I have been participating at PPL as an elected Performer Director representing PPL’s 90,000 performer members for the past six years. Throughout my tenure I have vigorously and passionately defended the interests of both featured and non-featured performers.

Like most people in the music business, I started off as a musician but, despite oceans of enthusiasm, I soon realised I was never going to cut it with the best. Back in the day, I was a lead singer, guitarist and keyboard player. (You can watch me playing New York’s Madison Square Garden in front of 17,000 people on Youtube, or rather don’t).

I have written three editions of the book ‘How to make a Living from Music’ which is published by the UN. It’s available as a free download from the WIPO website: I also present performer workshops for WIPO around the world.

I feel passionately about performer rights. Here are some of the important areas on which I will continue to campaign and influence at PPL. Please go to my blog for a more detailed manifesto.

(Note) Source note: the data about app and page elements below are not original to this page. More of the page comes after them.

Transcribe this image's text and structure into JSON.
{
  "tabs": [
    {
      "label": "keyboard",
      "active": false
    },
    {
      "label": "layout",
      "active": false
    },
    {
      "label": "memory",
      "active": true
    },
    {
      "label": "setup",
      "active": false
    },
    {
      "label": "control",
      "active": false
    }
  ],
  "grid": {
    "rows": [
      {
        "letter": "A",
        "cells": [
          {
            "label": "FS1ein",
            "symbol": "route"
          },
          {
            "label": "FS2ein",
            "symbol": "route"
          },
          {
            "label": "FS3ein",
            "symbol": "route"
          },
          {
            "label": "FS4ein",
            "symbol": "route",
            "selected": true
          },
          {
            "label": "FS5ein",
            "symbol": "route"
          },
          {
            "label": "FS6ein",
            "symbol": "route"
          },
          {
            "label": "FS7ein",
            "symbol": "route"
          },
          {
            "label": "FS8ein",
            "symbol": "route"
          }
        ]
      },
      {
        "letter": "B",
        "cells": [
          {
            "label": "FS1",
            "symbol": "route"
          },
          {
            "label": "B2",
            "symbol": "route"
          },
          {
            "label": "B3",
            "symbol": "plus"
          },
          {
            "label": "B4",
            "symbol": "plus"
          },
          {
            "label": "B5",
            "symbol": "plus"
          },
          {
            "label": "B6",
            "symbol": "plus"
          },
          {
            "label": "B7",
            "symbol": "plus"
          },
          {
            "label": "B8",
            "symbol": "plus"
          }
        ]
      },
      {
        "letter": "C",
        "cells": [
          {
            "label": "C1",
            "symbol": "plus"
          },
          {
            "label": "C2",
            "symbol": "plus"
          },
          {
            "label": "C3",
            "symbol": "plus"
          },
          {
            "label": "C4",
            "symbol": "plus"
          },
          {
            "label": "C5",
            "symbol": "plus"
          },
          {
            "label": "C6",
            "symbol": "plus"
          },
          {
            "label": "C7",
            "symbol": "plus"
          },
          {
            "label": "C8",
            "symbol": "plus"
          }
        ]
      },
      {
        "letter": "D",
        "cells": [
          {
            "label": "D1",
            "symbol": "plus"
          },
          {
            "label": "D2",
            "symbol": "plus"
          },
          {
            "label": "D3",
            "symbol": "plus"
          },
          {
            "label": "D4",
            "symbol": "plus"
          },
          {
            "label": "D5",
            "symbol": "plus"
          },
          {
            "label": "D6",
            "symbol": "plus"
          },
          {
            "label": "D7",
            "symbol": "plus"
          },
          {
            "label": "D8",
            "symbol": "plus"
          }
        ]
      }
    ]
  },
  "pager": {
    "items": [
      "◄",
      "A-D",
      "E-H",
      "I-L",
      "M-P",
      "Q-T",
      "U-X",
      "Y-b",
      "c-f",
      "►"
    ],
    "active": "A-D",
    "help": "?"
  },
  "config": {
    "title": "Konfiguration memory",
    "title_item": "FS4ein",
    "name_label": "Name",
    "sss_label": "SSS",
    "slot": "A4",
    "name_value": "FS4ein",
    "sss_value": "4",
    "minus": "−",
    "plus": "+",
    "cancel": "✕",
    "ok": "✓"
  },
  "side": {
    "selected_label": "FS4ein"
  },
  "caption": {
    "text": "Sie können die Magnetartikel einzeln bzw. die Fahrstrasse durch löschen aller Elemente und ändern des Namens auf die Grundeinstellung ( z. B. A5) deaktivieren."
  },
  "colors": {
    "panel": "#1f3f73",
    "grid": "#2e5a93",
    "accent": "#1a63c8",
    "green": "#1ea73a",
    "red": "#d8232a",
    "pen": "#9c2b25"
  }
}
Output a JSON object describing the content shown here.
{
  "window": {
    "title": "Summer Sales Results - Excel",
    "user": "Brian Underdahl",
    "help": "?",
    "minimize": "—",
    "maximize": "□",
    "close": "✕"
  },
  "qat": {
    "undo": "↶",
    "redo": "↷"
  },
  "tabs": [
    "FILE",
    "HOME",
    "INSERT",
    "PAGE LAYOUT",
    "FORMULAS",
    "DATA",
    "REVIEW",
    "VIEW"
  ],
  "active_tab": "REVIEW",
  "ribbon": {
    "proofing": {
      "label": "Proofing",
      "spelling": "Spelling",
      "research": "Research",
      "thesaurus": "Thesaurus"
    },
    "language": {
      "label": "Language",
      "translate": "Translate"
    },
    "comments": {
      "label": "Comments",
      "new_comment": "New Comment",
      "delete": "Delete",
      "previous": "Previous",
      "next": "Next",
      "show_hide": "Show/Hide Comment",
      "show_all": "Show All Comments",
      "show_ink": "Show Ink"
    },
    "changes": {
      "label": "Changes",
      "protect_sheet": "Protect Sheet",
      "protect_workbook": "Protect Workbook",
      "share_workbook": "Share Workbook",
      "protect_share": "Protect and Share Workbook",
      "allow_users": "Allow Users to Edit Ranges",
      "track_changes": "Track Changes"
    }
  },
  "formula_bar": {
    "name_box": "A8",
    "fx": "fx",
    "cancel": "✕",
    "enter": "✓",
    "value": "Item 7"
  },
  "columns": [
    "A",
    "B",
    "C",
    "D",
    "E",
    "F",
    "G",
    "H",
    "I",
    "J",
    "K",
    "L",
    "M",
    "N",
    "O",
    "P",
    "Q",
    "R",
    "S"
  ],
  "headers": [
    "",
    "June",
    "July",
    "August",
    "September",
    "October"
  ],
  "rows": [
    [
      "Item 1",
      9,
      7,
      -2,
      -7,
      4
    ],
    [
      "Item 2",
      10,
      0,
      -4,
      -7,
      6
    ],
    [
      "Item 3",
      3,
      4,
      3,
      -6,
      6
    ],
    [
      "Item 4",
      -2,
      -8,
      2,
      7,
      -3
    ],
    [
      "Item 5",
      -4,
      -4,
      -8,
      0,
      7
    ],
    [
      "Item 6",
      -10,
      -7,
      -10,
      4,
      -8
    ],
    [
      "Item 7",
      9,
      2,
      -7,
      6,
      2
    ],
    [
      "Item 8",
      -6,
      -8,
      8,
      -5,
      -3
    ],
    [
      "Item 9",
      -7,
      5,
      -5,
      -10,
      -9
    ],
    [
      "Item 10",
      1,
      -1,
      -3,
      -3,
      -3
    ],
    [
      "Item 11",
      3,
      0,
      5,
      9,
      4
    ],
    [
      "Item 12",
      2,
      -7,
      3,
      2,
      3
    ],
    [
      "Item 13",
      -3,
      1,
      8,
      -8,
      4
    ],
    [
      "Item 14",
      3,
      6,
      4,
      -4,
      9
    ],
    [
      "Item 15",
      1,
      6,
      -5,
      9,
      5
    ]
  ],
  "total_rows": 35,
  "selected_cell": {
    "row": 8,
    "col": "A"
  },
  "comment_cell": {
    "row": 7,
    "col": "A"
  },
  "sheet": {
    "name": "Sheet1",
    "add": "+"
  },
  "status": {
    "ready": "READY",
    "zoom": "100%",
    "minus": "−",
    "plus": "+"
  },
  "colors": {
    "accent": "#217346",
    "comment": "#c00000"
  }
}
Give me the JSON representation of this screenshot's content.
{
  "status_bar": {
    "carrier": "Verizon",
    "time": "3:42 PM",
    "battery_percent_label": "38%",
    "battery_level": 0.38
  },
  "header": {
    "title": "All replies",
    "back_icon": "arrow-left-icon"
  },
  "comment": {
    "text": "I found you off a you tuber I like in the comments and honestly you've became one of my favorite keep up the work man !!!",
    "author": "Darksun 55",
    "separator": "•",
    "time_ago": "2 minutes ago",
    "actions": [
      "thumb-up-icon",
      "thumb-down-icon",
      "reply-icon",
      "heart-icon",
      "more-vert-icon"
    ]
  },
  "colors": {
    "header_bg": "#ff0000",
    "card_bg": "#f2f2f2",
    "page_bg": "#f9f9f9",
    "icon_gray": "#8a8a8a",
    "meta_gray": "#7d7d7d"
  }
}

  1. PPL licenses broadcasting and public performance but it does not license interactive services such as Spotify, YouTube, Apple Music and Tiktok where, due to them being regarded as ‘interactive’, equitable remuneration (ER) is not payable. As we move away from traditional linear broadcasting to these non-linear services, non-featured performer and featured performer income will dry up. I therefore fully support the campaign to establish that ER is payable on a percentage of non-linear (interactive) music delivery.
  2. PPL is owned by the record companies. It should be jointly owned by record companies and performers
  3. I take a very keen and active interest in PPL’s international collections and have worked closely with PPL to see how they can be maximised. When I was first elected, performer international collections for 2015 were £31.7M. In 2021 they were £86.4M.
  4. PPL collects performer income for non-qualifying performers and pays it to the record companies. This is performer money and should be used for the benefit of performers, not record companies. In 2022 I co-instigated a campaign to establish performer rights in Australia. At the moment, UK performers do not get paid when their music is played in Australia or New Zealand. This has to change. (mostly American performers)
  5. PPL collects dubbing income of over £10M per year which is not shared with performers. Without performers there would be no dubbing income. I am investigating what can be done about this.
  6. Songwriters get public performance income via PRS and other CMOs when music is played in films in cinemas, in advertising and library music. Performers do not get paid for any of these uses. This has to change.
  7. I have campaigned for years for performers to get paid quarterly on UK PPL income. This at last looks like becoming a reality in 2023/24.

Feel free to email me. I would love to discuss and get your feedback.

Please vote for me.

I won’t let you down.